I alluded to encouraging news coming from the Task Force inquiry as well. First, I was encouraged by the fact that minorities in Utah are not so disheartened that they have no hope for justice. I say this because over twelve hundred individuals came to the 27 public hearings we had around the state. Other states that have undertaken similar studies have not had anywhere near those numbers of participants. In other places, reports are that people have not shown up at these meetings because they didn't think anyone would really listen. In Utah, they had hope enough to come, and we listened. And that brings me to the other encouraging note: that we asked. It takes courage to ask others hard questions about yourself. I am proud that we did, and now we need to find the right answers, and earn again the trust and confidence of all those that come in contact with the criminal justice system.
Confidence in our justice system comes from confidence in our courts, and confidence in our courts comes from confidence in our judges. I believe that we have now a balance, between independence for our judges, so that they can protect the rights of the few against the many, and accountability for our judges, so that the public is assured of their fairness and ability. Recently some have questioned that balance, so the legislature's Constitutional Revision Commission was asked to revisit the system of checks and balances set forth in Utah's constitution and statutes as reflected in our process of selection, retention and discipline of judges.
The Commission spent many hours over several months objectively analyzing Utah's process for ensuring both independence and accountability, and their conclusion was that the system is working as it was designed and that no substantive changes to the process should be made. We concur in their conclusion, and we pledge to continue to earn and to affirm the trust and confidence placed in the judiciary by the citizens of Utah.

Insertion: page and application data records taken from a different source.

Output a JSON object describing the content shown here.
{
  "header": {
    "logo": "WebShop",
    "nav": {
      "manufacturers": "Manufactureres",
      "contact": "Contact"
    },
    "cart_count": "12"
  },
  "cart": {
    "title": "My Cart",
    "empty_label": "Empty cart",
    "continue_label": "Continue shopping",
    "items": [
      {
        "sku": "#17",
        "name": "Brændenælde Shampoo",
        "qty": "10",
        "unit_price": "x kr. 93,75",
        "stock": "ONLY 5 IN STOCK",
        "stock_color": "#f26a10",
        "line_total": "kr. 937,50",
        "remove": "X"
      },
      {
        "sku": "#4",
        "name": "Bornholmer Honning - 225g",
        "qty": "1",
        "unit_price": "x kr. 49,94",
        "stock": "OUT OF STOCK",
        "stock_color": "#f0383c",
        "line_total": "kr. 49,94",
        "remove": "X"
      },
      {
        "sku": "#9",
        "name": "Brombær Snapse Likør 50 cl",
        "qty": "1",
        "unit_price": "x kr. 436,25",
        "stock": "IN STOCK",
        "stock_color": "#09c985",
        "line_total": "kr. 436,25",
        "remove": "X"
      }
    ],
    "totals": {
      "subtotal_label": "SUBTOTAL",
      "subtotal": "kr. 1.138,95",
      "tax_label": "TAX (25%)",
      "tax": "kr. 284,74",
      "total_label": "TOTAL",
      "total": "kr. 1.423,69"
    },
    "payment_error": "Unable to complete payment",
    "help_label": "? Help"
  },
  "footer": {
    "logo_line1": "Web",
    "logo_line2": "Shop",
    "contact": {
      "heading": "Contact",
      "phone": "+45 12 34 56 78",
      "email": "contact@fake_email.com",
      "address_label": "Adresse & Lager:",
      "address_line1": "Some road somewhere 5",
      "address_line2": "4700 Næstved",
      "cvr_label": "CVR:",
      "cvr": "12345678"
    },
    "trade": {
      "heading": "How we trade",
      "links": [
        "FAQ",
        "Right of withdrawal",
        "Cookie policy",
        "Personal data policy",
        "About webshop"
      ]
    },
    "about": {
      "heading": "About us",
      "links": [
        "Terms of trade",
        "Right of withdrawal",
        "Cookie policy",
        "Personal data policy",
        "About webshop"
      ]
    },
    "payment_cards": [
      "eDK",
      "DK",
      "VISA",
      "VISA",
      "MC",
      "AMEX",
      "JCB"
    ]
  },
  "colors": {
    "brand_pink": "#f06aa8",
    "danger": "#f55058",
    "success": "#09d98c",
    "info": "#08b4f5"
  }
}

Having served in our courts for almost 20 years, I thought that I was pretty familiar with what was happening in our courts across the state. Then in April of 1998 I became Chief Justice, and I found that there was a great deal to learn about changes that were taking place in our courts. Many of the programs I have talked with you about today are very new, and they represent that transition I spoke of earlier in what courts are doing, and how they are doing it. I have come to more fully appreciate the benefits associated with the way we are doing business. And, I am very proud of the direction we are heading. I hope I have conveyed some of that pride in my remarks today, and I hope that you share that pride, and that you will continue to support our efforts, and challenge us to do even more. Our ability to advance is directly related to your support. That support is drawn in large measure from mutual respect and cooperation. As educator and author Booker T. Washington wrote: "In all things that are purely social, we can be as separate as the fingers, yet one as the hand in all things essential to mutual progress."

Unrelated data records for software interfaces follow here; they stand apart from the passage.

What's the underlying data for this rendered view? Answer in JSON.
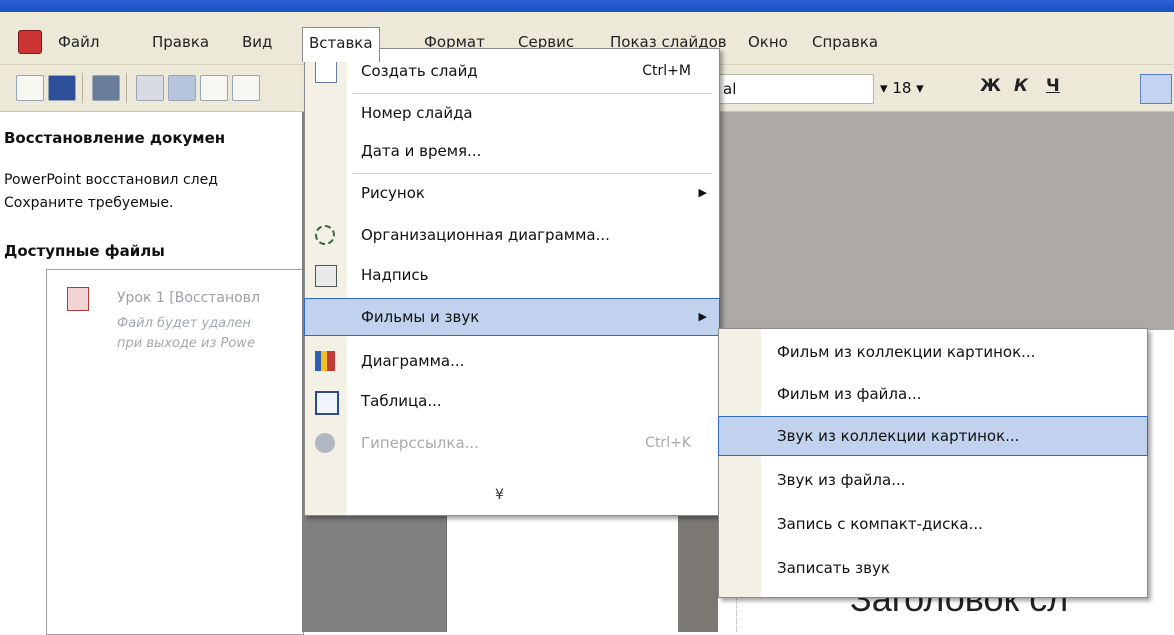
{
  "menubar": {
    "items": [
      "Файл",
      "Правка",
      "Вид",
      "Вставка",
      "Формат",
      "Сервис",
      "Показ слайдов",
      "Окно",
      "Справка"
    ]
  },
  "toolbar": {
    "font_name": "al",
    "font_size": "18",
    "bold": "Ж",
    "italic": "К",
    "underline": "Ч"
  },
  "taskpane": {
    "title": "Восстановление докумен",
    "desc_line1": "PowerPoint восстановил след",
    "desc_line2": "Сохраните требуемые.",
    "available_files": "Доступные файлы",
    "file_title": "Урок 1 [Восстановл",
    "file_note_line1": "Файл будет удален",
    "file_note_line2": "при выходе из Powe"
  },
  "insert_menu": {
    "items": [
      {
        "label": "Создать слайд",
        "shortcut": "Ctrl+M",
        "icon": "new-slide-icon"
      },
      {
        "label": "Номер слайда"
      },
      {
        "label": "Дата и время..."
      },
      {
        "label": "Рисунок",
        "submenu": true
      },
      {
        "label": "Организационная диаграмма...",
        "icon": "org-chart-icon"
      },
      {
        "label": "Надпись",
        "icon": "text-box-icon"
      },
      {
        "label": "Фильмы и звук",
        "submenu": true
      },
      {
        "label": "Диаграмма...",
        "icon": "chart-icon"
      },
      {
        "label": "Таблица...",
        "icon": "table-icon"
      },
      {
        "label": "Гиперссылка...",
        "shortcut": "Ctrl+K",
        "icon": "hyperlink-icon",
        "disabled": true
      }
    ],
    "expand": "¥"
  },
  "media_submenu": {
    "items": [
      "Фильм из коллекции картинок...",
      "Фильм из файла...",
      "Звук из коллекции картинок...",
      "Звук из файла...",
      "Запись с компакт-диска...",
      "Записать звук"
    ],
    "highlighted": 2
  },
  "slide": {
    "title_placeholder": "Заголовок сл"
  },
  "colors": {
    "menu_bg": "#ece9d8",
    "highlight": "#c1d2ee",
    "highlight_border": "#316ac5",
    "title_bar": "#1c4fc0"
  }
}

Thank you for your attention. I wish you well in the important work before you.